My suggestion - from this point forward, we refer to the American system of government as “Mugwumpery.” Let us now debate how to make America a more perfect Mugwumpery.
We may just have a vocabulary problem here. To say that “the People” are the source of political authority is not necessarily the same thing as saying that the people created the political system in question. A “source” is not always the same thing as a “beginning.” We’re a democracy because “the People” perpetuate, not create, the government through their consent.
Why not? Compared to the present condition of the document and popular sentiment surrounding it, it’s origins are insignificant. Say, for the sake of argument, that the Constitution had been voted on by everybody but that it was kept in place today only by a repressive police state. Would we call that governemnt a Democracy simply because the instrument of government had been created in a Democratic fashion over 200 years before? If a democratic origin does not necessarily mean a state will always be a democracy, why then does a non-democratic origin preclude us from considering the U.S. a democracy?
States may not put it on the ballot, but the question is asked. According to one poll, 89% of respondents were “proud” of the U.S. Constitution. In another, there were more than twice as many respondants who would vote “for” the Constitution as there are who would vote against (from the second link, but that particular poll strikes me as poorly conducted, and that particular question [as asked] had a rider about federal programs not explicitly permitted by the Constitution).
[li] I am familiar with the the fifth article of our constitution. I have no idea why you would believe that it contains a provision for us regular citizens to vote on amendment. Perhaps you should read either the amendment clause or my post again.[/li][li]Minor point? Yes. Undebatable? Certainly not. Hence Great Debates. Clear?[/li][li]The title of this thread is “US is a Republic not a Democracy”. You quote me as saying that “My point is that our government isn’t a democracy.” The only difference is the assertion that America is a republic. As long as we all accept that fact, and as I noted in that same post- so far we all do, there is no contradiction between the 2. So how is it exactly that you are confused about the subject of this thread?[/li][li] In light of your confusion about what it is that I’m trying to say don’t you think it might a smart move to refrain from giving advice as to how I should say it?[/li][li] As for beating this topic to death, I will be happy to concede this point if you can show me one, just one, example here of someone arguing that the US government isn’t a democracy because it is set above the public without our consent.[/li]-----
Just my 2sense
How exactly do we demonstrate our consent?

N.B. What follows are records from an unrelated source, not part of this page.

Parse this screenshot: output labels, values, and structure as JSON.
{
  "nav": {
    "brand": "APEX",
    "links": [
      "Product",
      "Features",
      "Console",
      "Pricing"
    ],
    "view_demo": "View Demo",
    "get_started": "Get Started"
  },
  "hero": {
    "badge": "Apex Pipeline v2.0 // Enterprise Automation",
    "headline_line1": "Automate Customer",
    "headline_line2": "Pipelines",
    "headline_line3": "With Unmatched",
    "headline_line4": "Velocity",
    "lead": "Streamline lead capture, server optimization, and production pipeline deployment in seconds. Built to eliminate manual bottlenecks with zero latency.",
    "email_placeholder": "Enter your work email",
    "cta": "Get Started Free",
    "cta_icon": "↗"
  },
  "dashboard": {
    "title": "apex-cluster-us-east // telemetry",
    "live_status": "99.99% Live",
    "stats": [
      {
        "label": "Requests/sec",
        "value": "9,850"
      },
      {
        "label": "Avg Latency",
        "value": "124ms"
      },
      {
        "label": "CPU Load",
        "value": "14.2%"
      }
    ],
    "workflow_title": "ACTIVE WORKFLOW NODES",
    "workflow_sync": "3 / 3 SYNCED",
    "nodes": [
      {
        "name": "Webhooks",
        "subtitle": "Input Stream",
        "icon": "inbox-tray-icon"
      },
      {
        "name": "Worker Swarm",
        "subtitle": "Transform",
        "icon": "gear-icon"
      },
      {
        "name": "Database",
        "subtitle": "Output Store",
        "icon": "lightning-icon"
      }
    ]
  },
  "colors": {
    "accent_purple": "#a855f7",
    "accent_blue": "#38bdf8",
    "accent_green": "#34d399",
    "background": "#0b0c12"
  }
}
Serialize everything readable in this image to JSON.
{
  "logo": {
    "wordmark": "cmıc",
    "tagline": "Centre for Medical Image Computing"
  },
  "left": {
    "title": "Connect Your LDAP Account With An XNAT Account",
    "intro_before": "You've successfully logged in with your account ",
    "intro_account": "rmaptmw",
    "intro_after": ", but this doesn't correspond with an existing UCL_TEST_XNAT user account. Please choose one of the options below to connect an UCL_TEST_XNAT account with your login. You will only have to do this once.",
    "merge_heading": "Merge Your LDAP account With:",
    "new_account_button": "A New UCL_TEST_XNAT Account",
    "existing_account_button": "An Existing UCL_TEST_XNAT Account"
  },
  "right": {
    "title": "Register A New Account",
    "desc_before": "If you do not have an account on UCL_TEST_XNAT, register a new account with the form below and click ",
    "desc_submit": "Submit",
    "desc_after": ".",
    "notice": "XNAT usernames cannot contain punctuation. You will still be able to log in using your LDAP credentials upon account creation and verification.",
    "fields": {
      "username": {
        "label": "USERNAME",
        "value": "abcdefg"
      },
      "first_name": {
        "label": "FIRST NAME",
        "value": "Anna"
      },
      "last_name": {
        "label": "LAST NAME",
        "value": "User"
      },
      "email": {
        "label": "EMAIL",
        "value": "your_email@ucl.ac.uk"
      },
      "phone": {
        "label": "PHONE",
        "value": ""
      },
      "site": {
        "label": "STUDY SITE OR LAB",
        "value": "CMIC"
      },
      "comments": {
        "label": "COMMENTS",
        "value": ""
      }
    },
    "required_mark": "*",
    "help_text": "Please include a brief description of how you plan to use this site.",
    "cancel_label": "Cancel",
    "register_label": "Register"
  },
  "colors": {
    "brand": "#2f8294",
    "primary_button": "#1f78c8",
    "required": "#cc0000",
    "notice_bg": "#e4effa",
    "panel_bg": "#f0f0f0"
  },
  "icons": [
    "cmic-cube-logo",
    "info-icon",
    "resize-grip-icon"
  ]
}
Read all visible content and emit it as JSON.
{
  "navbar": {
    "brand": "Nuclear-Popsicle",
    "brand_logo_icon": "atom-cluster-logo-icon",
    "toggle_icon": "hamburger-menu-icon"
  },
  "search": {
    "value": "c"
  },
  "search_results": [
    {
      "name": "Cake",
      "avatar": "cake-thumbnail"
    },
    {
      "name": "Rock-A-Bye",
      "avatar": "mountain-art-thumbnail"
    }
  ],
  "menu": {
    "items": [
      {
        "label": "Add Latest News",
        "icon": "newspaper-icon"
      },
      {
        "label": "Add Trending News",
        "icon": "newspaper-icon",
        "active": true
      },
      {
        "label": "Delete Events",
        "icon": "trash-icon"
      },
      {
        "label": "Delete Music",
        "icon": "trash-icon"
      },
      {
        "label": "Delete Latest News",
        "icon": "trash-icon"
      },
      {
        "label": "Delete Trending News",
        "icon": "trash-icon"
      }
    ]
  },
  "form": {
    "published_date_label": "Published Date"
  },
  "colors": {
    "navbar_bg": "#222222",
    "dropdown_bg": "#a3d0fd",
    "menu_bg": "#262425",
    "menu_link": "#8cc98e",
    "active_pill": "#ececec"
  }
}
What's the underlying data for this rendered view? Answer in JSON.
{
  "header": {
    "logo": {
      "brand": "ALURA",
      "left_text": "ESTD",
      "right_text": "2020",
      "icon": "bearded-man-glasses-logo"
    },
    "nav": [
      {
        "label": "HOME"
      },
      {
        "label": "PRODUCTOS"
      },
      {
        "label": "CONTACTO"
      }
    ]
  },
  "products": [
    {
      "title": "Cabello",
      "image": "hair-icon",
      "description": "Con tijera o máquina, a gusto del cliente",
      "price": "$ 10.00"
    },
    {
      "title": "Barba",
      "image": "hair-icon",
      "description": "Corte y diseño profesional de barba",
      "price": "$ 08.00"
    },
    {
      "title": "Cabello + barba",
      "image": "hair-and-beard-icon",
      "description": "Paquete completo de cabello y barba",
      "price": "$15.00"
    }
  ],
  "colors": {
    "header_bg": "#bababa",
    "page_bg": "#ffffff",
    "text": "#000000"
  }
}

As I have noted there is no mechanism to do so. If it is not on a ballot then what good is it? A majority of us have disapproved of the Electoral College for over half a century yet it’s not going anywhere. I agree that popular sovereignty, or lack thereof, in the past doesn’t guarantee democracy or a lack of democracy today. The problem is that we, The People, have no avenue to ratify or dismiss the current system. The amendment process provided for in Article V is designed to stymie democracy. Our only way around this is necessarily extra-constitutional.
Though I share your concerns about it I have more confidence in the Portrait of America poll. I couldn’t find any information on how the National Constitution Center got their numbers.
Noted historian Charles Beard concludes that “…it is highly probable that not more than one-fourth or one-fifth of the adult white males took part in the election of delegates to the state conventions.” Obviously a much lower percentage of other groups took part. The National Archives maintains an informative page concerning the ratification of the Constitution.